We have all heard it said that so and so has a great cross to bear due to reasons of poor health, broken relationships, financial ruin, job loss, etc. We may have said that of ourselves when we feel overloaded. There are, indeed, crosses like that to bear, but Jesus invites us to “take up our cross and follow Him.” We get a new cross; it is His cross and not ours. The cross must be born before the crown is worn. Here also, we get a new yoke, Christ’s yoke, which is easier and lighter.
We turn to Paul who must be exaggerating his flaws when he makes his claim in Romans 7. “Wretched man that I am!” Even on the surface, there is a lesson here. Just imagine Paul if instead he claimed: “I am the greatest of Apostles! I know everything! I am holy! I am wise! Whatever sins may linger in me are few! Do what I tell you and maybe you can be the wonderful Christian that I am!” It would be as if he were still the Pharisee he was. Instead: “I am the least of the Apostles and the greatest of sinners.” I can relate to that.
It really takes a great deal of energy as well as nerve to pull off being someone we are not nor meant to be! It can be exhausting. The person who has wealth, power and influence could use all of that in the service of humanity and the praise of God, but all too often does not. To be free of self-centeredness, false pride, which is the only kind there is, and the desire to manipulate and take advantage of others is to become open to caring and sharing and daring to be truly alive. That is what Jesus offers here! “Give me all your junk and I will give you joy!” “Give me your burdens and I will give you rest!”
There is something else here. Scholars believe the “yoke” is the “Law.” The Ten Commandments are good, but to think we can keep them is a burden for sure. Jesus kept them. In trusting Him and casting our sins and shortcomings on him is to be free to live; free to let the law come alive in its invitation to love God and others and ourselves for positive reasons. It is the intelligent wise thing to do!

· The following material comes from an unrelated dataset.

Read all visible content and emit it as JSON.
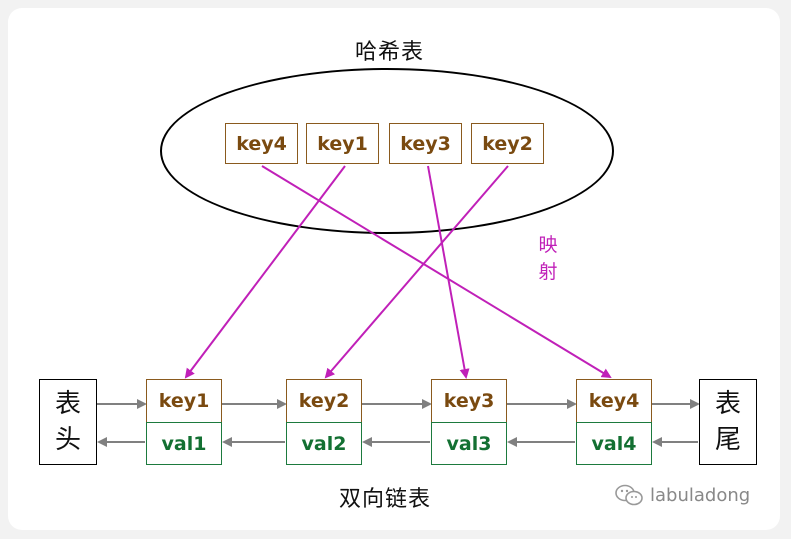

Jesus here in Matthew claims: “I am gentle and humble in heart.” In Biblical Greek, “gentle” is “praus” (“meek”) and “humble” is “tapenos” (“of poor estate”). Remember that Jesus entered Jerusalem, as did the king in Zechariah, on a donkey, the humble beast of burden and not a war horse. If Jesus is who he says he is, then to have wisdom and intellect capable of knowing him is to be humble and of poor estate ourselves. Those of the high and mighty crowd just don’t because they cannot get it.
Jesus offers a prayer here as well, not only thanking God as did Daniel, for who are the truly wise and intelligent ones, but claiming this as God’s “gracious will.” God the Father, gives “all things” to Jesus and Jesus offers “all things” that matter to us. Wealth, power, influence and the like will not last, but “all things” do!
Jesus is not a spiritual sleeping pill, nor a tranquilizer to numb the effects of our reality, whatever that may be, nor a pious cocktail to calm the nerves. Jesus is the one who offers us freedom from burdens of guilt, shame, blame and whatever other game our unredeemed hearts and minds would have us play. In THAT freedom to love and care, to rejoice and share, there is genuine rest because THAT is what we were initially created to be and do.
I don’t know how much we really need open bars and restaurants right now. I feel for the owners and managers of those businesses. I cannot for absolute certain believe that what we need is open churches and other places of faith. I do know that God-given and Jesus-won wisdom and smarts requires of us to humbly wear masks, keep appropriate distance, stay out of large crowds and wait patiently as God’s gifts of medical scientists do their thing.
Oh, there is plenty else to be about in hopeful, healing and helpful ways to come. In this meantime, let there be rest and quiet rejoicing.